Sunday, July 24, 2005

Sometimes it's good to fail

The BBC website has reported that the Professional Association of Teachers wants to discourage the use of the word "failure" in schools in favour of "deferred success". Thankfully, the Education secretary Secretary Ruth Kelly has dismissed the suggestions, saying she gave the idea - "nought out of 10".

The person putting forward the motion, Liz Beattie, argues that repeated failure, such as in exams, can damage pupils' interest in learning.

"We have made so much development in recent years in making examinations more flexible, doing them in modules so you can concentrate on different parts of them at different times," she said.

"What happens when an exam is failed but, for example, three-quarters of it is perfectly satisfactorily done? It should be possible to do the other bits as add-ons afterwards and to defer the success of the exam."

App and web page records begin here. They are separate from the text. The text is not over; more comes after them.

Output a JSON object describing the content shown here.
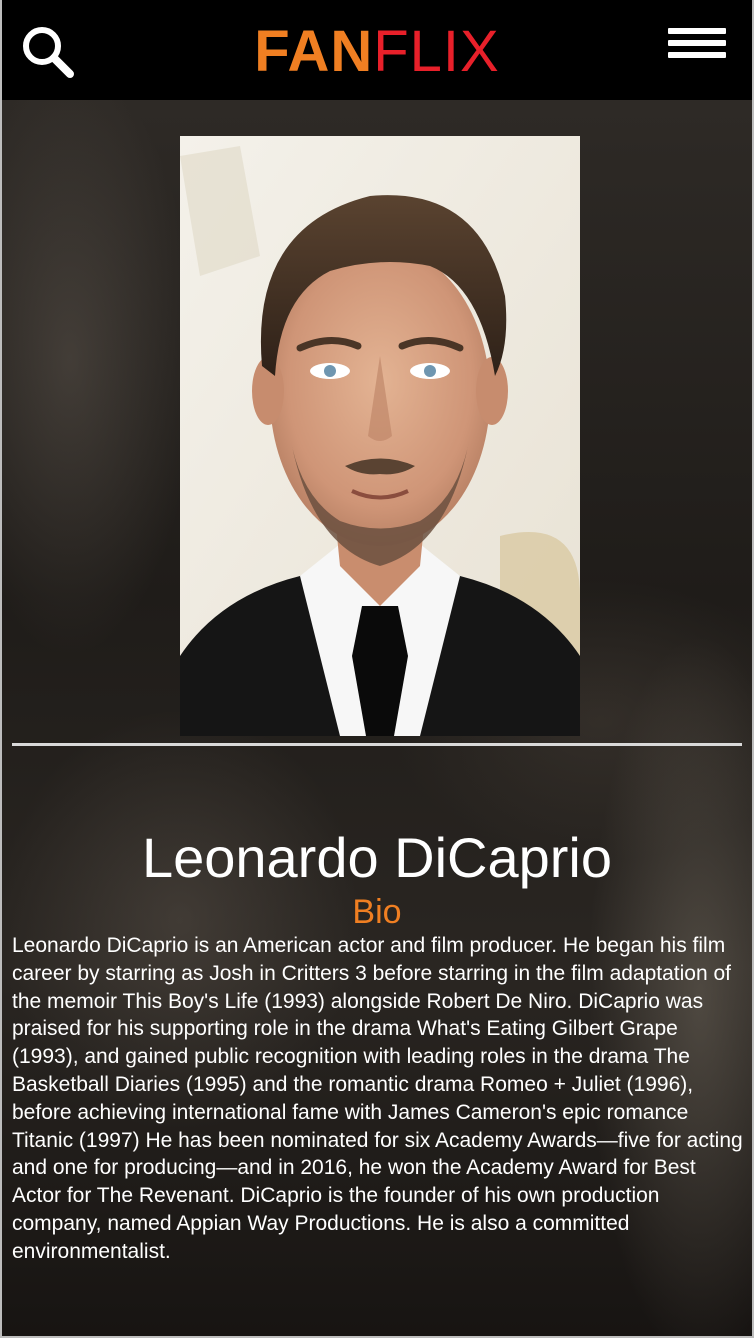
{
  "header": {
    "logo_fan": "FAN",
    "logo_flix": "FLIX",
    "search_icon": "search-icon",
    "menu_icon": "hamburger-menu-icon",
    "colors": {
      "background": "#000000",
      "fan": "#f07f22",
      "flix": "#e8202a"
    }
  },
  "profile": {
    "name": "Leonardo DiCaprio",
    "bio_heading": "Bio",
    "bio_text": "Leonardo DiCaprio is an American actor and film producer. He began his film career by starring as Josh in Critters 3 before starring in the film adaptation of the memoir This Boy's Life (1993) alongside Robert De Niro. DiCaprio was praised for his supporting role in the drama What's Eating Gilbert Grape (1993), and gained public recognition with leading roles in the drama The Basketball Diaries (1995) and the romantic drama Romeo + Juliet (1996), before achieving international fame with James Cameron's epic romance Titanic (1997) He has been nominated for six Academy Awards—five for acting and one for producing—and in 2016, he won the Academy Award for Best Actor for The Revenant. DiCaprio is the founder of his own production company, named Appian Way Productions. He is also a committed environmentalist.",
    "accent_color": "#f07f22"
  }
}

"Elsewhere we applaud those who persevere, like marathon contestants who take days to complete. It's time we made the word 'fail' redundant and replaced it with 'please do a bit more'," he said.

There are times when you hear such utter stupidity, you have to ask yourself whether it's even worth arguing with such people. But argue you must, as there are more than a few who take these cranks seriously.

The Professional Association of Teachers seem to be living in parallel universe to the rest of us: Failure is part of life, which doesn't mean you've failed in life. Take for example Winston Churchill, who spent four years at Harrow, one of England's finest public schools at the bottom of his class. Even when he decided to go to Sandhurst, the Royal Military Academy, it took him three attempts to pass the entrance exam (An example of deferred success maybe?).

The fact is, not everyone finds themselves at a young age. It's only when you move into adulthood, free to choose your studies and your career, that you finally begin to grasp what your strengths and weakneseses are, and you find that out by occasionally failing. The Professional Association of Teachers have failed to understand what education is about, and worse, they suffer from that very British phobia, fear of failure, combined with an envy of those who succeed. Over the pond, there is a very different attitudes. You only have to look at the American business world. From Donald Trump to Steve Jobs there are numerous examples of entepreneurs whose initial failures have been a springboard for future success. There's an attitude over there that "if you don't at first succeed, try and try again", which goes to explain why so many more Americans are prepared to start their own businesses compared to Britons. They're prepared to take risks, and learn from their mistakes.

Whenever some daft organisation such as the Professional Association of Teachers comes up with a hare brained idea, you always hear the cliche: "it's political correctness gone mad!". That's an understatement. Political correctness IS mad. It not only holds back the very people it claims to be helping, but holds everyone else back too.